Bottom line, the best way to tell if something is wrong with your dog is to pay attention to them everyday. Get to know your dog: What your dog likes, dislikes and how they communicate. If you do notice something is "out of the ordinary" with your dog, don't panic. First, assess the environment and try to decide if it is indeed emotional or if it's physical. Always consult your veterinarian, because even emotional issues may sometimes need a doctor's care. 💗

Thursday, August 24, 2017

The New House "Kibble" --Honest Kitchen


  We've switched things up a bit here at Bark City and are super excited about it! Our new house "kibble" will be Honest Kitchen which isn't kibble at all! It's a dehydrated, human-grade pet food. Yep, Honest Kitchen even has a guy named Jerry taste testing batches of their food at their facility (not a job I would want, but I do give Jerry a hardy pat on the back and a gold star.)

So why Honest Kitchen? Cooked foods have never been part of the canine diet. Cooked, processed  dog food was first introduced about 80-yrs ago in response to the high cost of meat during the Great Depression and was heavily promoted at the end of WWII. The cooking process of kibble significantly decreases the nutritional value of the food.
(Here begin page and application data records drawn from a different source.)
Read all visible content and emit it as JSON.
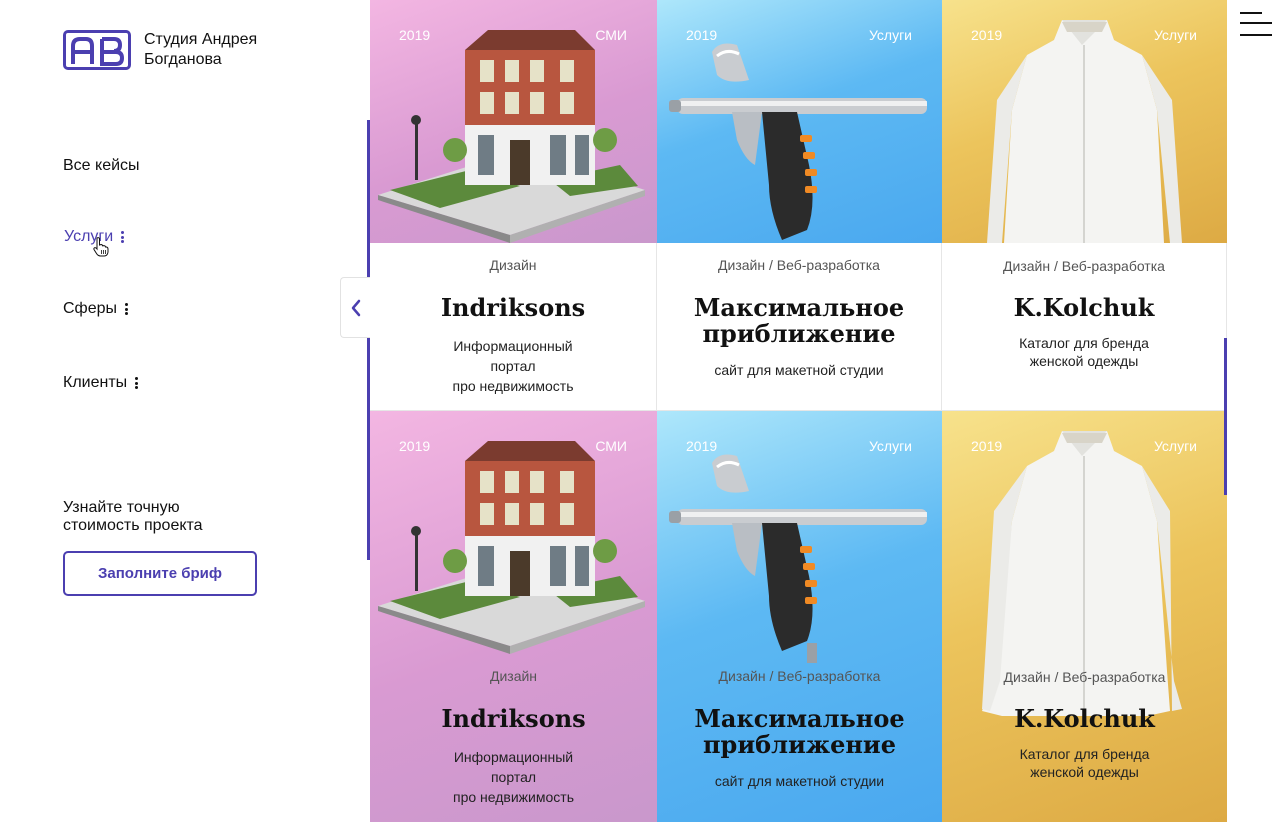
{
  "brand": {
    "logo_letters": "AB",
    "name_line1": "Студия Андрея",
    "name_line2": "Богданова",
    "accent_color": "#4b3fb0"
  },
  "nav": {
    "items": [
      {
        "label": "Все кейсы",
        "has_dots": false,
        "active": false
      },
      {
        "label": "Услуги",
        "has_dots": true,
        "active": true
      },
      {
        "label": "Сферы",
        "has_dots": true,
        "active": false
      },
      {
        "label": "Клиенты",
        "has_dots": true,
        "active": false
      }
    ]
  },
  "cta": {
    "text_line1": "Узнайте точную",
    "text_line2": "стоимость проекта",
    "button_label": "Заполните бриф"
  },
  "icons": {
    "collapse": "chevron-left-icon",
    "menu": "hamburger-menu-icon",
    "cursor": "hand-pointer-icon"
  },
  "cards": [
    {
      "year": "2019",
      "tag": "СМИ",
      "category": "Дизайн",
      "title_line1": "Indriksons",
      "title_line2": "",
      "desc_line1": "Информационный портал",
      "desc_line2": "про недвижимость",
      "image": "house-image",
      "theme": "pink"
    },
    {
      "year": "2019",
      "tag": "Услуги",
      "category": "Дизайн / Веб-разработка",
      "title_line1": "Максимальное",
      "title_line2": "приближение",
      "desc_line1": "сайт для макетной студии",
      "desc_line2": "",
      "image": "airbrush-image",
      "theme": "blue"
    },
    {
      "year": "2019",
      "tag": "Услуги",
      "category": "Дизайн / Веб-разработка",
      "title_line1": "K.Kolchuk",
      "title_line2": "",
      "desc_line1": "Каталог для бренда",
      "desc_line2": "женской одежды",
      "image": "white-shirt-image",
      "theme": "gold"
    },
    {
      "year": "2019",
      "tag": "СМИ",
      "category": "Дизайн",
      "title_line1": "Indriksons",
      "title_line2": "",
      "desc_line1": "Информационный портал",
      "desc_line2": "про недвижимость",
      "image": "house-image",
      "theme": "pink"
    },
    {
      "year": "2019",
      "tag": "Услуги",
      "category": "Дизайн / Веб-разработка",
      "title_line1": "Максимальное",
      "title_line2": "приближение",
      "desc_line1": "сайт для макетной студии",
      "desc_line2": "",
      "image": "airbrush-image",
      "theme": "blue"
    },
    {
      "year": "2019",
      "tag": "Услуги",
      "category": "Дизайн / Веб-разработка",
      "title_line1": "K.Kolchuk",
      "title_line2": "",
      "desc_line1": "Каталог для бренда",
      "desc_line2": "женской одежды",
      "image": "white-shirt-image",
      "theme": "gold"
    }
  ]
}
It's proteins become denatured, enzymes are rendered inactive and the natural microflora are no longer available. Manufacturers then try to add back the lost nutrients with synthetic vitamins and mineral so they can put that label on the bag that says "Complete and Balanced". The problem with that is that our pets cannot completely utilize the synthetic vitamins and minerals. What the body does not process, gets passed through and causes a lot of strain and stress on the body. Over time, this stress adds up. A once happy, silky coat puppy eventually becomes an adult dog with a myriad of health concerns ranging from food allergies, weight problems, ear infections, dental infections, gastrointestinal problems and Kidney/ Liver diseases. The vet bill adds up and you have a miserable pup.
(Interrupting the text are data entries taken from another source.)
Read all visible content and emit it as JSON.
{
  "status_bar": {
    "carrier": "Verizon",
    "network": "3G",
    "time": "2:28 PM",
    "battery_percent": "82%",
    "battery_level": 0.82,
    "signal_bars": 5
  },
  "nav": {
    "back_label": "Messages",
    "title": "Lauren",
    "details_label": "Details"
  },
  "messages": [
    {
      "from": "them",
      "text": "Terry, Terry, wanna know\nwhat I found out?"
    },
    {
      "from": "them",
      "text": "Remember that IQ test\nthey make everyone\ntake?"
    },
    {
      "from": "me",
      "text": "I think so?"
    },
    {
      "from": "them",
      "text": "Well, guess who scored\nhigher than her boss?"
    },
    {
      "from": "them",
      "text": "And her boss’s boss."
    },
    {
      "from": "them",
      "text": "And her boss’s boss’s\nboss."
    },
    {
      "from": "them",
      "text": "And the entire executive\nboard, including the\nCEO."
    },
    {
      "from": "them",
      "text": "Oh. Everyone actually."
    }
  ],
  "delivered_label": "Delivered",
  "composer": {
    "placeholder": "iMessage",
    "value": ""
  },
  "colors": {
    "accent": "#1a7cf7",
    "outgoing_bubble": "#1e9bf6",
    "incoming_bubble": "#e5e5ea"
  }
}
If you would like to read more about how food impacts your pup's lively hood, here are a couple of good links to get you started:
 I'll be "Honest" (pun intended!) When you look at that itty-bitty box of Honest Kitchen Pet food and the price compared to a big, bulky bag of kibble, you kind of shirk back for a moment. Keep in mind, that this box is dehydrated food. It's lighter and does not contain the water weight of real food (that gets added in when you prepare it!). But, you will find that in contrast to kibble, you will be feeding your pup a lot less food because they will be absorbing more nutrients! Most kibble consumption gets passed right through your dog and ends up on the lawn. This equals you wasting money. You are literally flushing your money down the toilet... only there is no toilet. Once you switch your dog to a whole food diet, you will notice that your pooper scooper duty becomes less frequent and your dog becomes a unicorn. 😃

I'm not going to lie, probably the best diet for your pup is a raw, home-made food. But, for many this is not really feasible. It requires a lot of training and TIME. Honest Kitchen is the "real food" for the busy person. The low temperature dehydration process helps retain the food's natural nutrients. It is versatile and allows you to mix in whole foods with the dehydrated, so you know your pup is getting quality nutrition and your money will not be wasted on poop and vet bills.

When you welcome a dog into your life, you are becoming responsible to a companion that is unconditionally loyal to you. The dog owner therefore becomes responsible to giving their four-legged family member a diet that they can thrive and to give the best opportunity for a long, healthy life. Even if you don't choose Honest Kitchen, do your research on finding the best food possible for you canine companion.